*** Begin section ***

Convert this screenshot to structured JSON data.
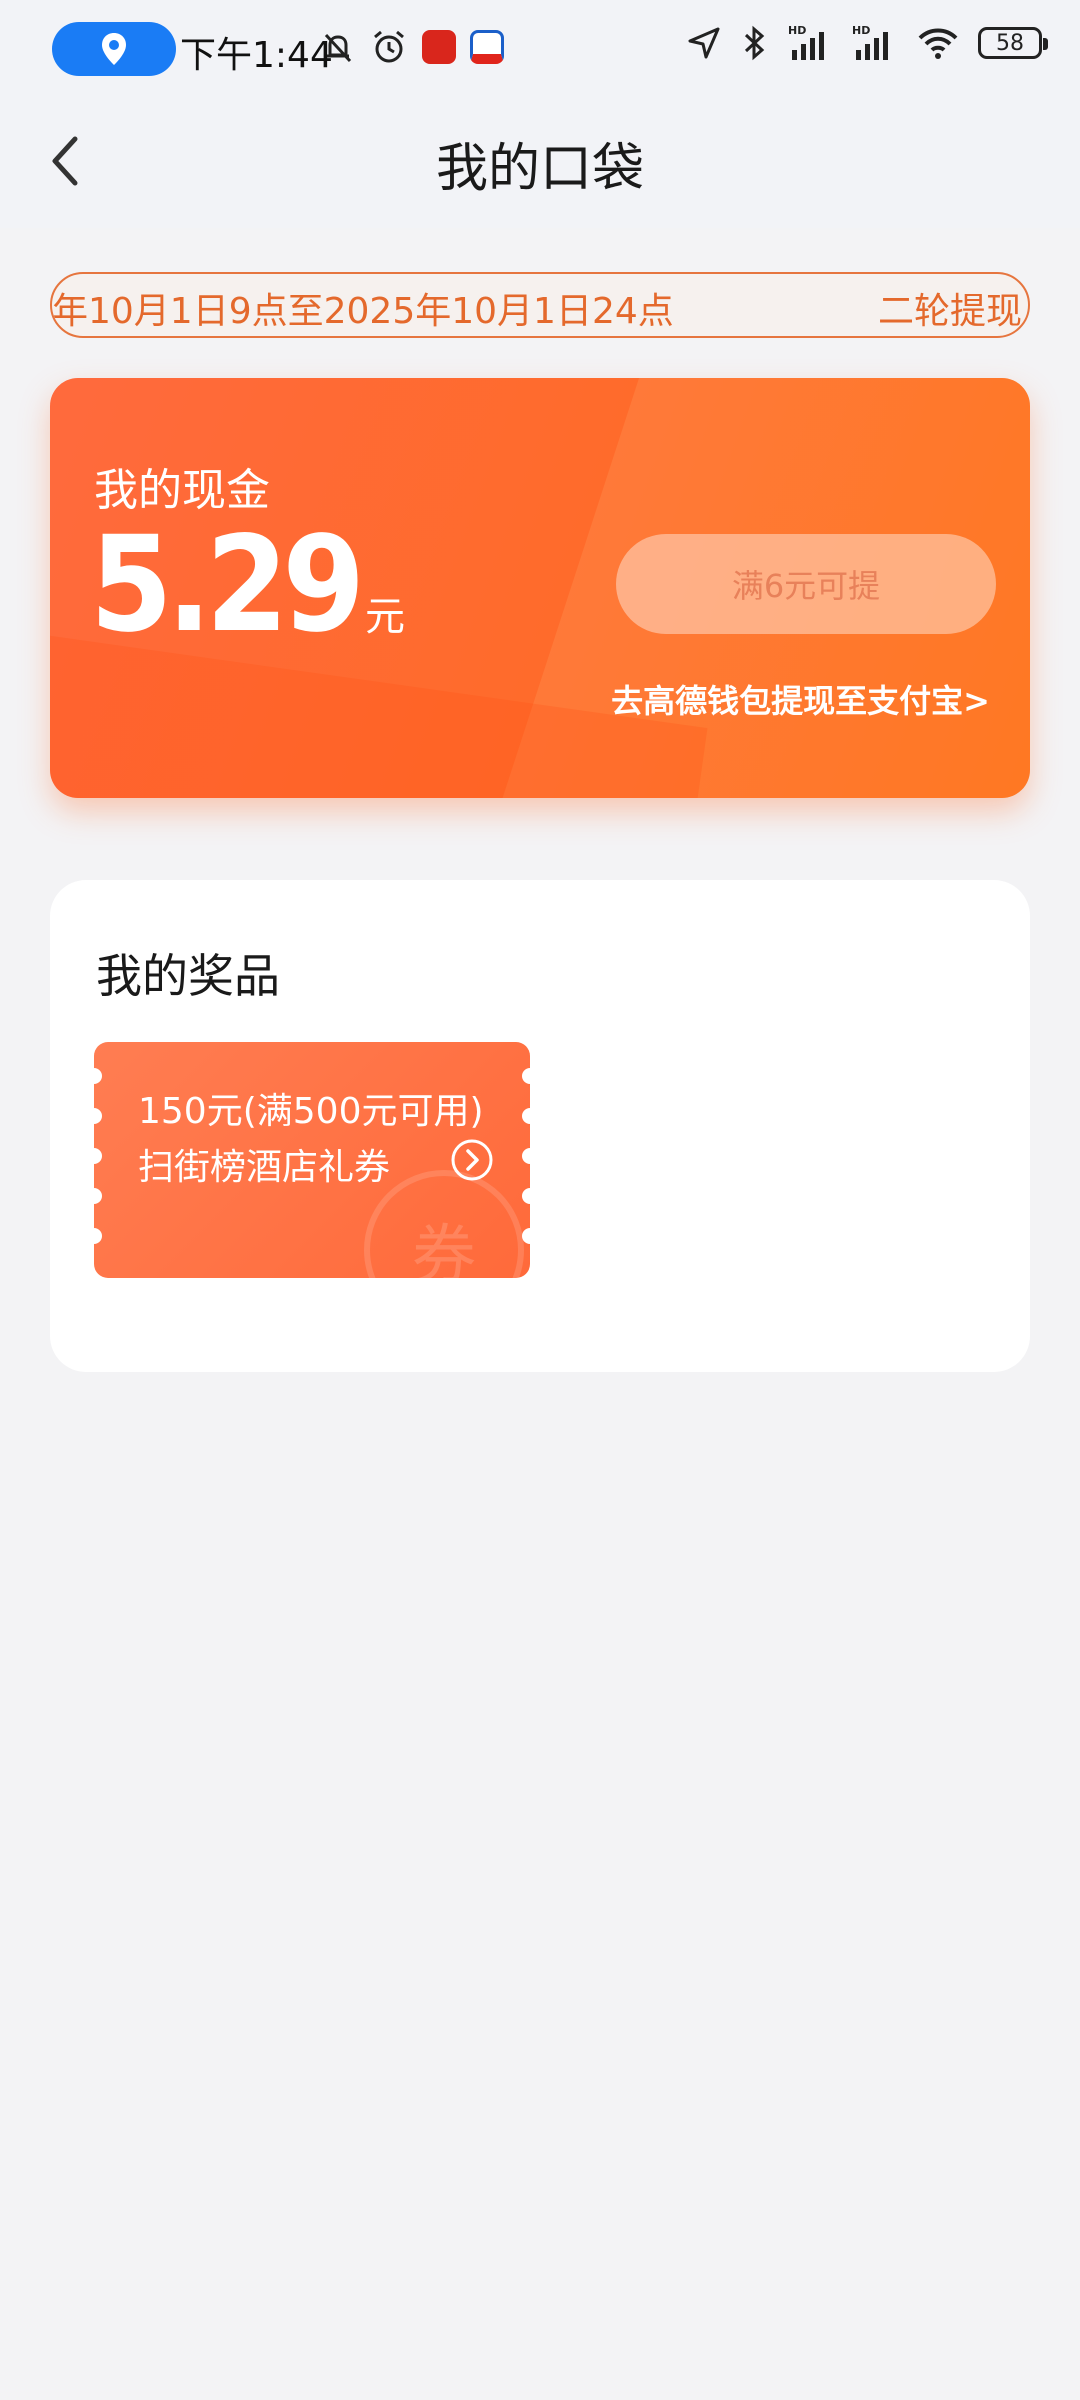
{
  "status_bar": {
    "time": "下午1:44",
    "battery": "58",
    "icons": [
      "location-pin-icon",
      "mute-bell-icon",
      "alarm-icon",
      "app-badge-icon",
      "app-badge-icon",
      "navigation-icon",
      "bluetooth-icon",
      "signal-hd-icon",
      "signal-hd-icon",
      "wifi-icon"
    ]
  },
  "header": {
    "title": "我的口袋"
  },
  "marquee": {
    "text": "年10月1日9点至2025年10月1日24点",
    "right_text": "二轮提现"
  },
  "cash": {
    "label": "我的现金",
    "amount": "5.29",
    "unit": "元",
    "withdraw_button": "满6元可提",
    "alipay_link": "去高德钱包提现至支付宝>"
  },
  "prizes": {
    "title": "我的奖品",
    "coupons": [
      {
        "line1": "150元(满500元可用)",
        "line2": "扫街榜酒店礼券",
        "watermark": "券"
      }
    ]
  },
  "colors": {
    "accent": "#ff6a2a",
    "accent_text": "#e4692c",
    "blue": "#1a7cf5",
    "background": "#f3f3f5"
  }
}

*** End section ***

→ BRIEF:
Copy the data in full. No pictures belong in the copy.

→ SOLUTION:
Convert this screenshot to structured JSON data.
{
  "status_bar": {
    "time": "下午1:44",
    "battery": "58",
    "icons": [
      "location-pin-icon",
      "mute-bell-icon",
      "alarm-icon",
      "app-badge-icon",
      "app-badge-icon",
      "navigation-icon",
      "bluetooth-icon",
      "signal-hd-icon",
      "signal-hd-icon",
      "wifi-icon"
    ]
  },
  "header": {
    "title": "我的口袋"
  },
  "marquee": {
    "text": "年10月1日9点至2025年10月1日24点",
    "right_text": "二轮提现"
  },
  "cash": {
    "label": "我的现金",
    "amount": "5.29",
    "unit": "元",
    "withdraw_button": "满6元可提",
    "alipay_link": "去高德钱包提现至支付宝>"
  },
  "prizes": {
    "title": "我的奖品",
    "coupons": [
      {
        "line1": "150元(满500元可用)",
        "line2": "扫街榜酒店礼券",
        "watermark": "券"
      }
    ]
  },
  "colors": {
    "accent": "#ff6a2a",
    "accent_text": "#e4692c",
    "blue": "#1a7cf5",
    "background": "#f3f3f5"
  }
}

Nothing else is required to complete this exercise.